Friday, September 23, 2016

Three's A Crowd

Cool?  Make that downright chilly.  Not only did I wear a jacket all day, I had to close the doors in the living room and the one in the bedroom yesterday.  I know a goosebump when I see it.  All three of the house critters sleep on the bed with me, and last night all three were jammed against my back and legs because they also felt the chill.  I won't say their warmth wasn't welcome, but they sure made it hard to turn over or stretch out.  This crowd of three nearly crowded me out.  If this weather continues (it won't), I see a comforter in our future.

I don't think I've said how much I enjoy comments to the blog.  Blogspot provides statistics on how many "hits" a day and countries of origin, and it is so rewarding and really amazing to see how many readers there are on a daily basis, averaging 50.  As of yesterday, there have been 98,221 views since I started writing and 93 countries represented.  Statistics are great, but the comments make it personal, putting a name to the number.  I find them encouraging and sometimes inspiring.

For example, yesterday Emmy mentioned that she had taken a rooster from the freezer to prepare for dinner.  I've done that.  It's always a crap shoot when you buy 3-day-old chicks whether you will get hens or roosters.  In the first batch or two when I started raising chickens, I ended up with two male buff Orpingtons and they turned out to be real stinkers.  One got so mean that I had to carry a broomstick into the pen for defense.  The day he snuck up behind me and drove a 3-inch spur into my calf was his last.  Steve shot him and the other as well just in case.  They were delicious.  At the same time, there was a much younger rooster in the flock who had seen the punishment for bad behavior.  It took forever before Leonard would even attempt to crow, trying to keep a very low profile.  He was very sweet and lived a long and productive life.

And I learn, as I did from Kathy V.'s explanation of earlobe color as an indicator of egg color.  I had to fill out paperwork for some government agency or another that asked if every animal/fowl on the farm had ear tags.  I had to answer that chickens don't have external ears.  (And no, none of my critters are tagged.  They never leave the property.)  A striking feature of the Araucanas is their bright blue lobes.  No wonder they lay such colorful eggs.

Kit is busy tending her darling grandchildren, but I miss her comments too.  Tote Trove pops in once in awhile, always nice to see.  In case I'm not making myself clear, all comments are welcome.  The more, the merrier.  They're a great incentive to start every day as I do, writing.


Emmy Abrahams said...

Mr Rooster was raised particularly with his brothers for eating at four month of age.
Tasty yes, but tough.

Well, what did one expect after running around on pasture most of his young life.

Head, feet, and bones will make delicious soup.

Kathryn Williams said...

Kit here - on one of my days off.
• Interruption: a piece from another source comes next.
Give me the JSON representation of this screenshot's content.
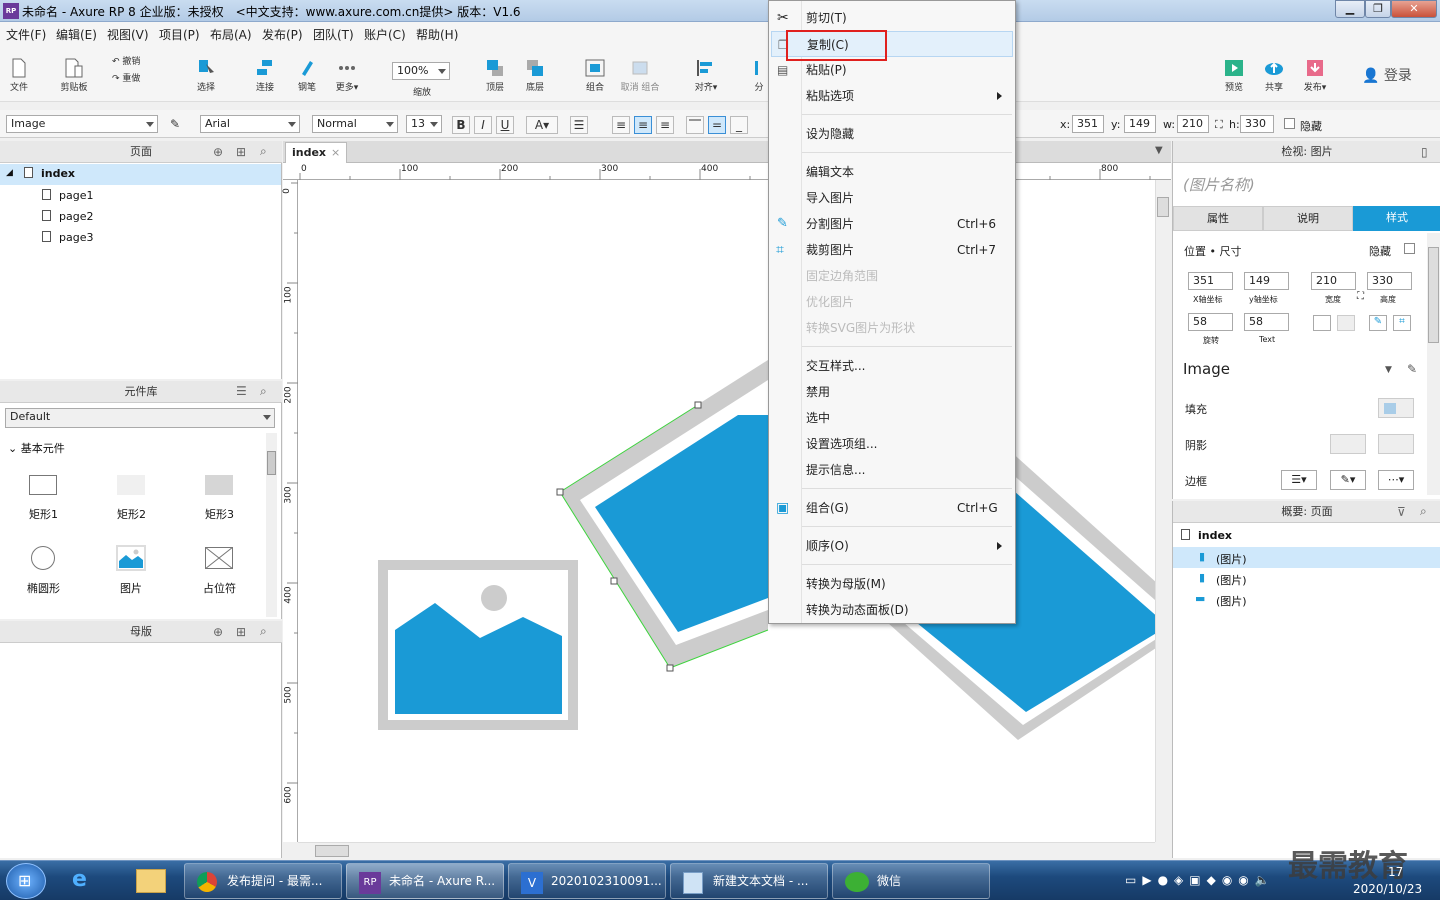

Never even got around to yesterday's blog until today. You are a morning person and alas, I'm an evening person who now has to get up and get started so early that I don't carve out time for blog reading in the morning, and let's face it, a 3 year old and a 1 1/2 year old can make the day busy enough, that at the end of it, I do very little! But I am blessed. And I am blessed to know you and get to read about your farm life every day, and for that I thank you. Now...I challenge the others to comment :-)